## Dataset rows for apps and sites
╭──

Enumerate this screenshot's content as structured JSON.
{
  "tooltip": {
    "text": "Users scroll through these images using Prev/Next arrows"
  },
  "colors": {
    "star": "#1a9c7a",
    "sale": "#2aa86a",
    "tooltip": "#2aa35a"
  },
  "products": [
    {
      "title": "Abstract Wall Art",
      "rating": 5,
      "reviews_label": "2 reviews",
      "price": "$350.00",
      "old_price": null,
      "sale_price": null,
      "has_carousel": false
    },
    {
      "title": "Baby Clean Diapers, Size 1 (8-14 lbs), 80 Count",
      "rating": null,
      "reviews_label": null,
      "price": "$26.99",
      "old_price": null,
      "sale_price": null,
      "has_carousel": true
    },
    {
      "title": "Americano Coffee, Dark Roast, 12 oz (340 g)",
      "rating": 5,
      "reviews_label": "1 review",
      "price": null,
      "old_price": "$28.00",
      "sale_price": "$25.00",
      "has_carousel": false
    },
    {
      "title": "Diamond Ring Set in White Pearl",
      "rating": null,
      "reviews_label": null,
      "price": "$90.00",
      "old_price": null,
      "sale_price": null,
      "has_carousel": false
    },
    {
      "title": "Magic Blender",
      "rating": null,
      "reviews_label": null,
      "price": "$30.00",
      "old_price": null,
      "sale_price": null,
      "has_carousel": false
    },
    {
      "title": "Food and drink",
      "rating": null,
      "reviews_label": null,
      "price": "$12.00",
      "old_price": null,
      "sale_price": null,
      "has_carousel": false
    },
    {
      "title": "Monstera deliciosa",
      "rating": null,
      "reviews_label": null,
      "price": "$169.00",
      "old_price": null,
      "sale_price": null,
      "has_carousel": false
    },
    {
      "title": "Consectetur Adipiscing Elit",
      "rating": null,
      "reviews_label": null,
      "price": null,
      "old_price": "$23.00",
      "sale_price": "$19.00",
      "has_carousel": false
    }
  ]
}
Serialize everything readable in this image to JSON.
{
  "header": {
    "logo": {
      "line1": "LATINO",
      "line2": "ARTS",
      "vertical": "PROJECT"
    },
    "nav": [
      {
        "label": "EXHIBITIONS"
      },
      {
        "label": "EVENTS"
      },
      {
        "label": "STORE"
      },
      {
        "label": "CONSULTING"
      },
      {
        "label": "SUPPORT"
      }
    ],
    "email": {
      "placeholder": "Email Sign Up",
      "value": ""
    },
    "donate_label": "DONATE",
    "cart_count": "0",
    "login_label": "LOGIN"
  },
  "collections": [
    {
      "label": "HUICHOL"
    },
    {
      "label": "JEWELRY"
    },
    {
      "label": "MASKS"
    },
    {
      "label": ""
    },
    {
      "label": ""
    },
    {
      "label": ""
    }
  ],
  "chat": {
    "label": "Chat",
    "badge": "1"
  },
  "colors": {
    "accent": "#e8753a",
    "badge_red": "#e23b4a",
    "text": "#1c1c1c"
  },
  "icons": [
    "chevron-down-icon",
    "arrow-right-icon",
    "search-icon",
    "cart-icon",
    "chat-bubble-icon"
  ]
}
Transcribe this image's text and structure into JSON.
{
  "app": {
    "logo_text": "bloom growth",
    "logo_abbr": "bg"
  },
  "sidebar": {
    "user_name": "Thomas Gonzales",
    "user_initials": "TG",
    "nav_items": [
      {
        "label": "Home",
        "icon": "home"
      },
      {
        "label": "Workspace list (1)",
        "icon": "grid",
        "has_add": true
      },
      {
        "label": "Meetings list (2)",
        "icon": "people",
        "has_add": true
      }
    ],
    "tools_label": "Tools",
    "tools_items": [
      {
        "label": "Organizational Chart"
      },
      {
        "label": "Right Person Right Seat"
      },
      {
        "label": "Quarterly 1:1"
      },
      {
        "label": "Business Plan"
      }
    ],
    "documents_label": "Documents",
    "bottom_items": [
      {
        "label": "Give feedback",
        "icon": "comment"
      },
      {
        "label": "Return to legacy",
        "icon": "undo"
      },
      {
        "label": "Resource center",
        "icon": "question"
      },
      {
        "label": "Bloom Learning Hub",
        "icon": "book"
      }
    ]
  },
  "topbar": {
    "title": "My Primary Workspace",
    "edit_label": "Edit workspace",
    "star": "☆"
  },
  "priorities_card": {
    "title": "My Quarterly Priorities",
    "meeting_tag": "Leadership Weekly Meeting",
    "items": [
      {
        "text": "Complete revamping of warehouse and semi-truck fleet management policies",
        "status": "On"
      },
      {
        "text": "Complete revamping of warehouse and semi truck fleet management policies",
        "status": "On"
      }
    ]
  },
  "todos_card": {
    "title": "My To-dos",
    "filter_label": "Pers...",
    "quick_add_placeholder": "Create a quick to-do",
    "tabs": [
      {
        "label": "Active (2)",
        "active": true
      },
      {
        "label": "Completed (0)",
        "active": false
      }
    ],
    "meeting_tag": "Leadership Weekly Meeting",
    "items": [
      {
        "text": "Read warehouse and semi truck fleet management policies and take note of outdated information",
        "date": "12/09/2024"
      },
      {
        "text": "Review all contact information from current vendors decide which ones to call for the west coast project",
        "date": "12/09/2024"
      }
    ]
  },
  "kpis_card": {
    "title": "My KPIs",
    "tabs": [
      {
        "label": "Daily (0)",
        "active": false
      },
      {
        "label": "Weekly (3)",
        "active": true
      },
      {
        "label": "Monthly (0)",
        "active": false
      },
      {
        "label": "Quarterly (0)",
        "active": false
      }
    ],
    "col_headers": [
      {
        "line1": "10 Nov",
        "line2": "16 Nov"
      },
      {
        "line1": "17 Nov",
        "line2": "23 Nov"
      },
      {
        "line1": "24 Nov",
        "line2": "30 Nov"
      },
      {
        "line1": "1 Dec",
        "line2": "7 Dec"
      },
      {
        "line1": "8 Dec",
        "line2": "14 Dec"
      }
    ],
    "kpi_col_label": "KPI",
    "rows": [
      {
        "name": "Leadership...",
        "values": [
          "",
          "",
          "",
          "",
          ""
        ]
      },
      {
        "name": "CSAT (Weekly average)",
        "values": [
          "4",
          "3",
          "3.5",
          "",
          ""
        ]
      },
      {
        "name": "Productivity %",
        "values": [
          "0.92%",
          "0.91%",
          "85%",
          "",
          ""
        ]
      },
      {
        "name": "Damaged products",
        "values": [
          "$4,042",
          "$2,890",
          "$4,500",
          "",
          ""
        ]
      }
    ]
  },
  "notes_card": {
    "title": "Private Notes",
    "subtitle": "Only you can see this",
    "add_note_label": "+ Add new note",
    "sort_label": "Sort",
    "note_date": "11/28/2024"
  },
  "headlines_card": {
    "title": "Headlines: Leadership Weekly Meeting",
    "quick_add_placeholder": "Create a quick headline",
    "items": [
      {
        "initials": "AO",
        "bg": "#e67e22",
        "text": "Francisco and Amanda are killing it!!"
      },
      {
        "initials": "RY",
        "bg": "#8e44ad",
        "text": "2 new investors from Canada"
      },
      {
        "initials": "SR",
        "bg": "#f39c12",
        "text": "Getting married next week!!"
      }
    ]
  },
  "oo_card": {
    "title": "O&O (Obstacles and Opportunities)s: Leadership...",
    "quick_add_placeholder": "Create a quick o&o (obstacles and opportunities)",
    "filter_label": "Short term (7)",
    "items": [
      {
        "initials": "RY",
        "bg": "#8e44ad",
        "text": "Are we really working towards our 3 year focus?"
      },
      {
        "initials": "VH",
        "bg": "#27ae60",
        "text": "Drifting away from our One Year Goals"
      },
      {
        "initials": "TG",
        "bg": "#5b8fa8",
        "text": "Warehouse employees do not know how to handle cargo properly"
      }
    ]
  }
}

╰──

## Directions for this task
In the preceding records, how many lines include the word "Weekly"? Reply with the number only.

## Worked solution
5